_Task prompt_
Your answer should be the lines from the one containing "What data populates" through the final line below, copied exactly.

+++

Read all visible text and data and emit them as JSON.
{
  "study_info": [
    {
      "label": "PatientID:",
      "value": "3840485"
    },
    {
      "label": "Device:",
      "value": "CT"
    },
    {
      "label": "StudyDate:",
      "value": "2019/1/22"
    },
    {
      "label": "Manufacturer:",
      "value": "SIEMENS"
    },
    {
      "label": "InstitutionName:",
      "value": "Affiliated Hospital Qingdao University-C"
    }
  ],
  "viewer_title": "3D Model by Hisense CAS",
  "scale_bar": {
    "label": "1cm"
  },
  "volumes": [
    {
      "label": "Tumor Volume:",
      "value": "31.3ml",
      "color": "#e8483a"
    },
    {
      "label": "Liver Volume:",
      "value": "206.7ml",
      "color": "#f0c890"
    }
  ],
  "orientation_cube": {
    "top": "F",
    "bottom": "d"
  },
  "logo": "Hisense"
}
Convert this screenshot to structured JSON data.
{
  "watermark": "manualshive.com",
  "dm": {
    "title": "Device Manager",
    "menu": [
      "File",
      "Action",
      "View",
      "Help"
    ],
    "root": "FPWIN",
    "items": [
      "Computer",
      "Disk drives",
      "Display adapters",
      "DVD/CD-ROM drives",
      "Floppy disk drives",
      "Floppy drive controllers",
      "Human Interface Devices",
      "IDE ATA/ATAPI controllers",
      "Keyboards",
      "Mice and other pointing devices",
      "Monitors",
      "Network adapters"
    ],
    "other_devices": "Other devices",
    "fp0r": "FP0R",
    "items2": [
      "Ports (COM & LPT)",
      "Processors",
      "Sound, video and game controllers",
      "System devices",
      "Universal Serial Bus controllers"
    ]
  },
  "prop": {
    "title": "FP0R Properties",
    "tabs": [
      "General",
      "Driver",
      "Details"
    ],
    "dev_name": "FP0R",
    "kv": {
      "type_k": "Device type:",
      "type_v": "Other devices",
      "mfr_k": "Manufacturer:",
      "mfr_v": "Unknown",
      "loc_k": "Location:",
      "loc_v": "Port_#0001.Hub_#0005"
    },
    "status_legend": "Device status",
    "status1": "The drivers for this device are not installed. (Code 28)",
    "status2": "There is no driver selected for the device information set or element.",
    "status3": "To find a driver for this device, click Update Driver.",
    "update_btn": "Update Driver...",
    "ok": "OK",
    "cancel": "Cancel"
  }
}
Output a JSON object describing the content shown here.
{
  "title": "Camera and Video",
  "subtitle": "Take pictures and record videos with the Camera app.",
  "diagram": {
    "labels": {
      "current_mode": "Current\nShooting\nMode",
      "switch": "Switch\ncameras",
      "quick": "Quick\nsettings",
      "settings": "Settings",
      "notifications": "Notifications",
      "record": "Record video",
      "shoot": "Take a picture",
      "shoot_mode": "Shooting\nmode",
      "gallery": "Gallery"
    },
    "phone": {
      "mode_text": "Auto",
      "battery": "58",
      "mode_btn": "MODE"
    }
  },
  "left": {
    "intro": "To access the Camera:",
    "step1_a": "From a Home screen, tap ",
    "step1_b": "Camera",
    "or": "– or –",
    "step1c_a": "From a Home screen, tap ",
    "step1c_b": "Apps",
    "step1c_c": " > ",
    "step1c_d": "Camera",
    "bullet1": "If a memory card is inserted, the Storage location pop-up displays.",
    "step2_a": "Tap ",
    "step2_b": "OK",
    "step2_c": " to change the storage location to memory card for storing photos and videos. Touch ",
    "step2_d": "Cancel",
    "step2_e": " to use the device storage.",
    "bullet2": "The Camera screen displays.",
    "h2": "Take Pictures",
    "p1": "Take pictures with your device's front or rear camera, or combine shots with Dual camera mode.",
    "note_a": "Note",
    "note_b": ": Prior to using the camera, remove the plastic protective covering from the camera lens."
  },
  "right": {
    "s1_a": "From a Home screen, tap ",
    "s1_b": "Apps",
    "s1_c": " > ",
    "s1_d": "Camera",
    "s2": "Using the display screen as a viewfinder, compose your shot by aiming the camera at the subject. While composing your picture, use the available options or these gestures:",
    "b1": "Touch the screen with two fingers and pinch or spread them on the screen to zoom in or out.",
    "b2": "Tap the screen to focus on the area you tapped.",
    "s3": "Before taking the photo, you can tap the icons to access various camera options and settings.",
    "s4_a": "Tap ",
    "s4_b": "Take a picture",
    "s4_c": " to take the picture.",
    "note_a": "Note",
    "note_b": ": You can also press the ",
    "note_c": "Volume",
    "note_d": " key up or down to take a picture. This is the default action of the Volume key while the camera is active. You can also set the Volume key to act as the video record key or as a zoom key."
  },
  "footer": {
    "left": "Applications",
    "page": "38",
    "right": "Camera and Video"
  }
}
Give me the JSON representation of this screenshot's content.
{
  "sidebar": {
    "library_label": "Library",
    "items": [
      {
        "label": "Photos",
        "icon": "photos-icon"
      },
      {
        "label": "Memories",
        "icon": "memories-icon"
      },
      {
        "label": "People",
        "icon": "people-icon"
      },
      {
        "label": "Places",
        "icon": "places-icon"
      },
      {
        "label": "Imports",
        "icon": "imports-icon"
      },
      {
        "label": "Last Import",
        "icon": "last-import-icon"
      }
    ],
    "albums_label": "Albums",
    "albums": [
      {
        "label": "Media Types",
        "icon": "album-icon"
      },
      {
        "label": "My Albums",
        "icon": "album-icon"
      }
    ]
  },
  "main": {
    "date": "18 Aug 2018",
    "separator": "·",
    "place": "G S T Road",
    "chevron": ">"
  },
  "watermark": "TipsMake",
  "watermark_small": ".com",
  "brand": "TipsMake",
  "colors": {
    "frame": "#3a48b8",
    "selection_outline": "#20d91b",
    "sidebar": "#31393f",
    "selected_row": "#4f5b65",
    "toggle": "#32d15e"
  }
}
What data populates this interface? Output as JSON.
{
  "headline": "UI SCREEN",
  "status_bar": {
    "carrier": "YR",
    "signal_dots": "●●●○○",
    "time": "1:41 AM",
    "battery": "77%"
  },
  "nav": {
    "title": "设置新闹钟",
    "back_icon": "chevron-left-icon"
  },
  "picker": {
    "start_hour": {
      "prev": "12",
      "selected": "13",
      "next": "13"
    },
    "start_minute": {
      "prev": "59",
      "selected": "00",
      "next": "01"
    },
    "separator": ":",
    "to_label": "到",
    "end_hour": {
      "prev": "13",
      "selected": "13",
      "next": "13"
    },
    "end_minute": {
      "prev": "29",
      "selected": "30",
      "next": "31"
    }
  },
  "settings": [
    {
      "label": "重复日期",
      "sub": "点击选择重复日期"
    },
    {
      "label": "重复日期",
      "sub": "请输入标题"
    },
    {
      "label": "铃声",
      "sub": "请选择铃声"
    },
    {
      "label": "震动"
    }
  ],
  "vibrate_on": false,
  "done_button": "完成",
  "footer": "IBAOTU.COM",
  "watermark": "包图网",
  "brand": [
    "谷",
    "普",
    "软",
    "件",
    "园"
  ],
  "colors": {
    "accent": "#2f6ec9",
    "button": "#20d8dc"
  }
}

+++

_Final answer_
What data populates this interface? Output as JSON.
{
  "headline": "UI SCREEN",
  "status_bar": {
    "carrier": "YR",
    "signal_dots": "●●●○○",
    "time": "1:41 AM",
    "battery": "77%"
  },
  "nav": {
    "title": "设置新闹钟",
    "back_icon": "chevron-left-icon"
  },
  "picker": {
    "start_hour": {
      "prev": "12",
      "selected": "13",
      "next": "13"
    },
    "start_minute": {
      "prev": "59",
      "selected": "00",
      "next": "01"
    },
    "separator": ":",
    "to_label": "到",
    "end_hour": {
      "prev": "13",
      "selected": "13",
      "next": "13"
    },
    "end_minute": {
      "prev": "29",
      "selected": "30",
      "next": "31"
    }
  },
  "settings": [
    {
      "label": "重复日期",
      "sub": "点击选择重复日期"
    },
    {
      "label": "重复日期",
      "sub": "请输入标题"
    },
    {
      "label": "铃声",
      "sub": "请选择铃声"
    },
    {
      "label": "震动"
    }
  ],
  "vibrate_on": false,
  "done_button": "完成",
  "footer": "IBAOTU.COM",
  "watermark": "包图网",
  "brand": [
    "谷",
    "普",
    "软",
    "件",
    "园"
  ],
  "colors": {
    "accent": "#2f6ec9",
    "button": "#20d8dc"
  }
}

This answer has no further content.